I suppose another complication in trying to assess the sexuality of historical figures is that classifying people as "heterosexual" or "homosexual" appears in itself to be a fairly recent concept.

Susan Higginbotham said...

Excellent post. Edward IV, whose tastes clearly ran to women, was another medieval bed-sharer (with Henry Beaufort, Duke of Somerset).

Isis said...

Oh, I so detest the bed-sharing as a "proof" for same-sex. Houses and castles were cold and drafty, sharing bed is a very good way to keep warm.

I've heard of, but never really interested me for the theory that Richard III preferred med, but if the proofs are what you have just given us, I don't give much for them.

Eliza Knight said...

Thank you so much for visiting with us Richard! Fascinating post!

Richard Warren Field said...

My pleasure. Thanks again for having me!

Janice Seagraves said...

One of my uncles (he'd be in his 90's now) mentioned sharing a bed when he lived and worked in Alaska. They did it for warm. Nothing sexual about it.

Times sure have changed.


Richard Warren Field said...

I have enjoyed all the comments. There is no doubt that our view of history changes with changoing perspectives. But when we try to apply current views of the world to the past, we end up reading something "between the lines" that is not there. I think that's what started the "Richard the Lionheart is gay" idea, and everyone who commented helps make the argument even stronger that he was not. For me, this helped me make a decision on how to depict a character. As I said, I think I got it right, and the Britannica and revisionists got it wrong. Thanks to everyone who stopped in!

Jay Spears said...

I disagree. I think Richard WAS gay. Many commenters dwell on how it was not unusual for men to share a bed. I think that's probably true.

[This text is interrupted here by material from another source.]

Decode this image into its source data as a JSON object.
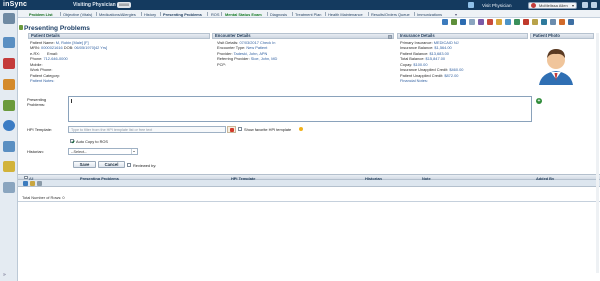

However, here's how this whole discussion got started:
"Richard, [then] duke of Aquitaine, the son of the king of England, remained with Philip, the King of France, who so honored him for so long that they ate every day at the same table and from the same dish, and at night their beds did not separate them. And the king of France loved him as his own soul; and they loved each other so much that the king of England [Richard's father] was absolutely astonished at the passionate love between them and marveled at it." -- Roger of Hoveden (royal clerk who went on the crusade with Richard)
Why would the King be "absolutely astonished" and have "marveled at it"? Roger was not writing about something commonplace or typical. He was writing about "passionate love". So I think the argument about normal bed-sharing fails.
Jay Spears